Cantillon: IBRC loans sale an application of lopsided notion of equity
KPMG succeeded in finding buyers for nearly all of the the loan book albeit at undisclosed discounts
Denis O’Brien, the wealthy tax-exile who is one of the investors behind services station chain Topaz, has bought its loans at an undisclosed discount.
The sale of the first tranche of Irish Bank Resolution Corporation loans by the official liquidators can be adjudged a success notwithstanding some confusion around a number of the sales.
KPMG succeeded in finding buyers for nearly all of the the loan book albeit at undisclosed discounts. It bodes well for the sale of the remaining portfolios which will take place over the coming months. We are step closer to dealing with the toxic legacy left by Anglo Irish Bank.
But there is no getting away from the fact that the tax payer is taking yet another bath and some of the former Anglo customers are the beneficiaries. Some of the successful biders were the original borrowers, or related parties.

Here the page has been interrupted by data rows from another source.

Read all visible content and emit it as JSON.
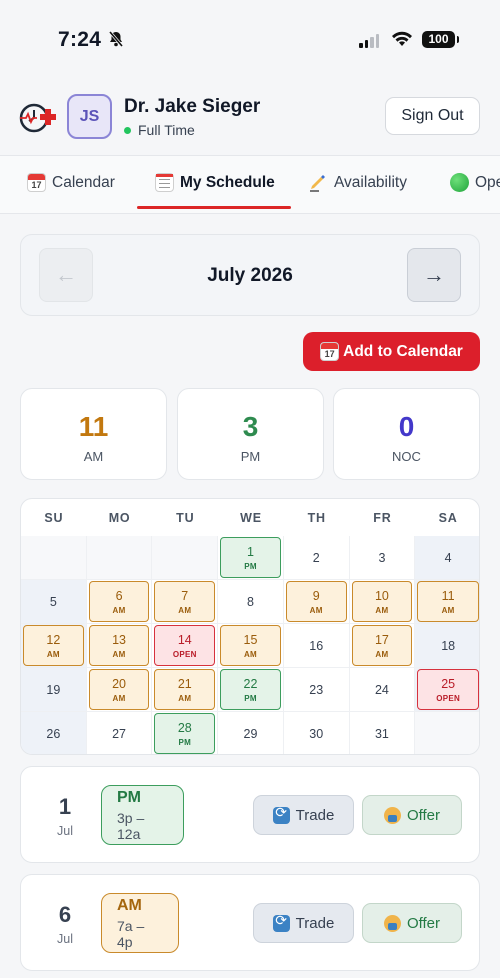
{
  "status_bar": {
    "time": "7:24",
    "battery": "100"
  },
  "header": {
    "avatar_initials": "JS",
    "doctor_name": "Dr. Jake Sieger",
    "employment_status": "Full Time",
    "sign_out_label": "Sign Out"
  },
  "tabs": [
    {
      "label": "Calendar",
      "icon": "calendar-icon"
    },
    {
      "label": "My Schedule",
      "icon": "notepad-icon",
      "active": true
    },
    {
      "label": "Availability",
      "icon": "writing-hand-icon"
    },
    {
      "label": "Ope",
      "icon": "green-circle-icon"
    }
  ],
  "month_nav": {
    "title": "July 2026",
    "prev_glyph": "←",
    "next_glyph": "→"
  },
  "add_to_calendar_label": "Add to Calendar",
  "stats": [
    {
      "value": "11",
      "label": "AM",
      "color": "#c2780f"
    },
    {
      "value": "3",
      "label": "PM",
      "color": "#2e8b4f"
    },
    {
      "value": "0",
      "label": "NOC",
      "color": "#4338ca"
    }
  ],
  "calendar": {
    "weekdays": [
      "SU",
      "MO",
      "TU",
      "WE",
      "TH",
      "FR",
      "SA"
    ],
    "cells": [
      {
        "day": "",
        "shift": ""
      },
      {
        "day": "",
        "shift": ""
      },
      {
        "day": "",
        "shift": ""
      },
      {
        "day": "1",
        "shift": "PM"
      },
      {
        "day": "2",
        "shift": ""
      },
      {
        "day": "3",
        "shift": ""
      },
      {
        "day": "4",
        "shift": ""
      },
      {
        "day": "5",
        "shift": ""
      },
      {
        "day": "6",
        "shift": "AM"
      },
      {
        "day": "7",
        "shift": "AM"
      },
      {
        "day": "8",
        "shift": ""
      },
      {
        "day": "9",
        "shift": "AM"
      },
      {
        "day": "10",
        "shift": "AM"
      },
      {
        "day": "11",
        "shift": "AM"
      },
      {
        "day": "12",
        "shift": "AM"
      },
      {
        "day": "13",
        "shift": "AM"
      },
      {
        "day": "14",
        "shift": "OPEN"
      },
      {
        "day": "15",
        "shift": "AM"
      },
      {
        "day": "16",
        "shift": ""
      },
      {
        "day": "17",
        "shift": "AM"
      },
      {
        "day": "18",
        "shift": ""
      },
      {
        "day": "19",
        "shift": ""
      },
      {
        "day": "20",
        "shift": "AM"
      },
      {
        "day": "21",
        "shift": "AM"
      },
      {
        "day": "22",
        "shift": "PM"
      },
      {
        "day": "23",
        "shift": ""
      },
      {
        "day": "24",
        "shift": ""
      },
      {
        "day": "25",
        "shift": "OPEN"
      },
      {
        "day": "26",
        "shift": ""
      },
      {
        "day": "27",
        "shift": ""
      },
      {
        "day": "28",
        "shift": "PM"
      },
      {
        "day": "29",
        "shift": ""
      },
      {
        "day": "30",
        "shift": ""
      },
      {
        "day": "31",
        "shift": ""
      },
      {
        "day": "",
        "shift": ""
      }
    ]
  },
  "shift_list": [
    {
      "day": "1",
      "month": "Jul",
      "type": "PM",
      "hours": "3p – 12a",
      "trade_label": "Trade",
      "offer_label": "Offer"
    },
    {
      "day": "6",
      "month": "Jul",
      "type": "AM",
      "hours": "7a – 4p",
      "trade_label": "Trade",
      "offer_label": "Offer"
    }
  ]
}
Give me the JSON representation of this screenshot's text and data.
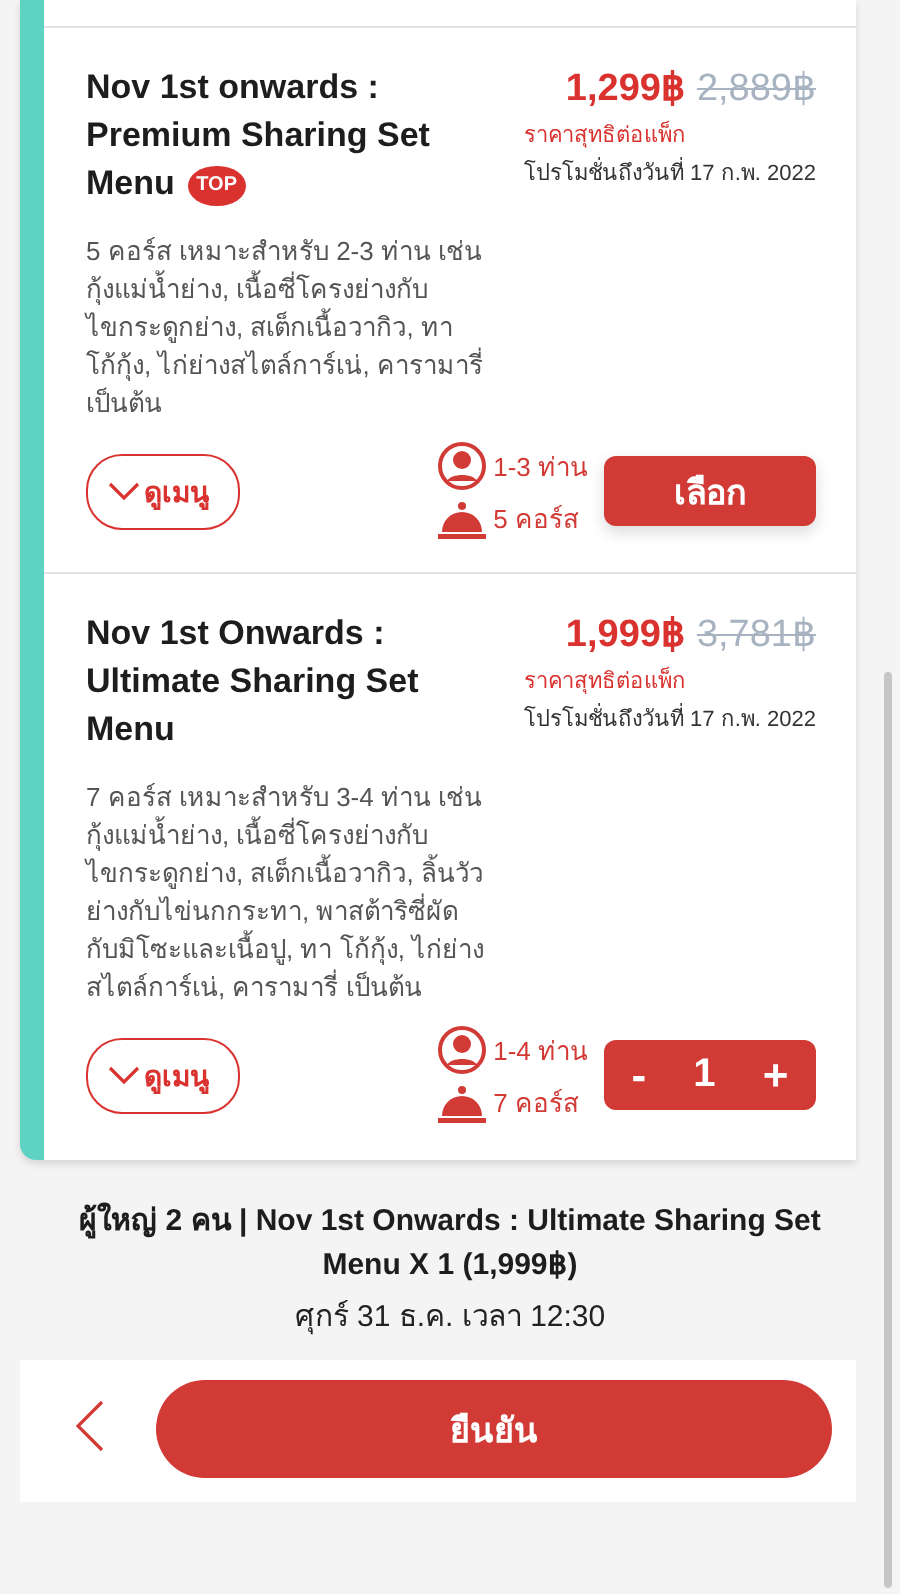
{
  "packages": [
    {
      "kind": "select",
      "title": "Nov 1st onwards : Premium Sharing Set Menu",
      "badge": "TOP",
      "price": "1,299฿",
      "old_price": "2,889฿",
      "price_note": "ราคาสุทธิต่อแพ็ก",
      "promo": "โปรโมชั่นถึงวันที่ 17 ก.พ. 2022",
      "description": "5 คอร์ส เหมาะสำหรับ 2-3 ท่าน เช่น กุ้งแม่น้ำย่าง, เนื้อซี่โครงย่างกับไขกระดูกย่าง, สเต็กเนื้อวากิว, ทา โก้กุ้ง, ไก่ย่างสไตล์การ์เน่, คารามารี่ เป็นต้น",
      "menu_button": "ดูเมนู",
      "guests": "1-3 ท่าน",
      "courses": "5 คอร์ส",
      "select_button": "เลือก"
    },
    {
      "kind": "stepper",
      "title": "Nov 1st Onwards : Ultimate Sharing Set Menu",
      "price": "1,999฿",
      "old_price": "3,781฿",
      "price_note": "ราคาสุทธิต่อแพ็ก",
      "promo": "โปรโมชั่นถึงวันที่ 17 ก.พ. 2022",
      "description": "7 คอร์ส เหมาะสำหรับ 3-4 ท่าน เช่น กุ้งแม่น้ำย่าง, เนื้อซี่โครงย่างกับไขกระดูกย่าง, สเต็กเนื้อวากิว, ลิ้นวัวย่างกับไข่นกกระทา, พาสต้าริซี่ผัดกับมิโซะและเนื้อปู, ทา โก้กุ้ง, ไก่ย่างสไตล์การ์เน่, คารามารี่ เป็นต้น",
      "menu_button": "ดูเมนู",
      "guests": "1-4 ท่าน",
      "courses": "7 คอร์ส",
      "minus": "-",
      "quantity": "1",
      "plus": "+"
    }
  ],
  "summary": {
    "line": "ผู้ใหญ่ 2 คน | Nov 1st Onwards : Ultimate Sharing Set Menu X 1 (1,999฿)",
    "datetime": "ศุกร์ 31 ธ.ค. เวลา 12:30"
  },
  "confirm_button": "ยืนยัน"
}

Denis O’Brien (above), the wealthy tax-exile who is one of the investors behind services station chain Topaz has bought its loans at an undisclosed discount.
In some cases the discounts amount to a tax payer funded write downs of the debts of companies connected to people who can afford to honour them in full.
In other cases - such as TV3 - the taxpayer is lending them some of the money to buy the loans back.
This all sticks in the throat. Not least because small borrowers of the former Anglo Irish and Irish Nationwide are not being offered any such write downs., They instead must pay up in full or take their chances with the new insolvency regime. It seems unfair and it is unfair.
Once again the lopsided application of notions such as moral hazard and equity when it comes to banking has been demonstrated. That said, the the tax payer was going to have to take the hit on the loans regardless of who bought them. Transferring them all into the National Asset Management Agency to be worked though over time – as will happen to the rump -– s not with out costs or risk.
On the positive side a significant number of companies have had their debt restructured and hopefully jobs will be saved and economic growth fostered. It makes the notion of taxpayer write -offs for the not very deserving a slightly easier to stomach.